*** Opening of GIVEN DATA ***

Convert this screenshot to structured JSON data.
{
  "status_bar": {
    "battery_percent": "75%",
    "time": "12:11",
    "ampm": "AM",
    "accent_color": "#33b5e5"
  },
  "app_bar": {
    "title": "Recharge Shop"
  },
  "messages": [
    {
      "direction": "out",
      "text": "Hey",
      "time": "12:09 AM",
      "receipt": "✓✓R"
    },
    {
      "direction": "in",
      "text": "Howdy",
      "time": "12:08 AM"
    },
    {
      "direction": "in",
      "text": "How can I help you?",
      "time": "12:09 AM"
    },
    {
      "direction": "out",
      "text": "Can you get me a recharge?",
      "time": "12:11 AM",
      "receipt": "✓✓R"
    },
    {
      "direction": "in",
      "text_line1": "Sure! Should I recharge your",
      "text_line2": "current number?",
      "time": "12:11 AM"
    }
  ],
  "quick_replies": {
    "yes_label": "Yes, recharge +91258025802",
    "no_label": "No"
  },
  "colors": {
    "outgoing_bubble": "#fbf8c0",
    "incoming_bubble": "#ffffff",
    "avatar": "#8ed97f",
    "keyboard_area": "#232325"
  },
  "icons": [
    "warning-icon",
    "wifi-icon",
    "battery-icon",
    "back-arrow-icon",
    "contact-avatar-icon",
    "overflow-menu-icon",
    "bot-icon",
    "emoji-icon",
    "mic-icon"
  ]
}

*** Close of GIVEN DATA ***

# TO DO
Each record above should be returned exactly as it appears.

# PROBLEM SOLUTION
Convert this screenshot to structured JSON data.
{
  "status_bar": {
    "battery_percent": "75%",
    "time": "12:11",
    "ampm": "AM",
    "accent_color": "#33b5e5"
  },
  "app_bar": {
    "title": "Recharge Shop"
  },
  "messages": [
    {
      "direction": "out",
      "text": "Hey",
      "time": "12:09 AM",
      "receipt": "✓✓R"
    },
    {
      "direction": "in",
      "text": "Howdy",
      "time": "12:08 AM"
    },
    {
      "direction": "in",
      "text": "How can I help you?",
      "time": "12:09 AM"
    },
    {
      "direction": "out",
      "text": "Can you get me a recharge?",
      "time": "12:11 AM",
      "receipt": "✓✓R"
    },
    {
      "direction": "in",
      "text_line1": "Sure! Should I recharge your",
      "text_line2": "current number?",
      "time": "12:11 AM"
    }
  ],
  "quick_replies": {
    "yes_label": "Yes, recharge +91258025802",
    "no_label": "No"
  },
  "colors": {
    "outgoing_bubble": "#fbf8c0",
    "incoming_bubble": "#ffffff",
    "avatar": "#8ed97f",
    "keyboard_area": "#232325"
  },
  "icons": [
    "warning-icon",
    "wifi-icon",
    "battery-icon",
    "back-arrow-icon",
    "contact-avatar-icon",
    "overflow-menu-icon",
    "bot-icon",
    "emoji-icon",
    "mic-icon"
  ]
}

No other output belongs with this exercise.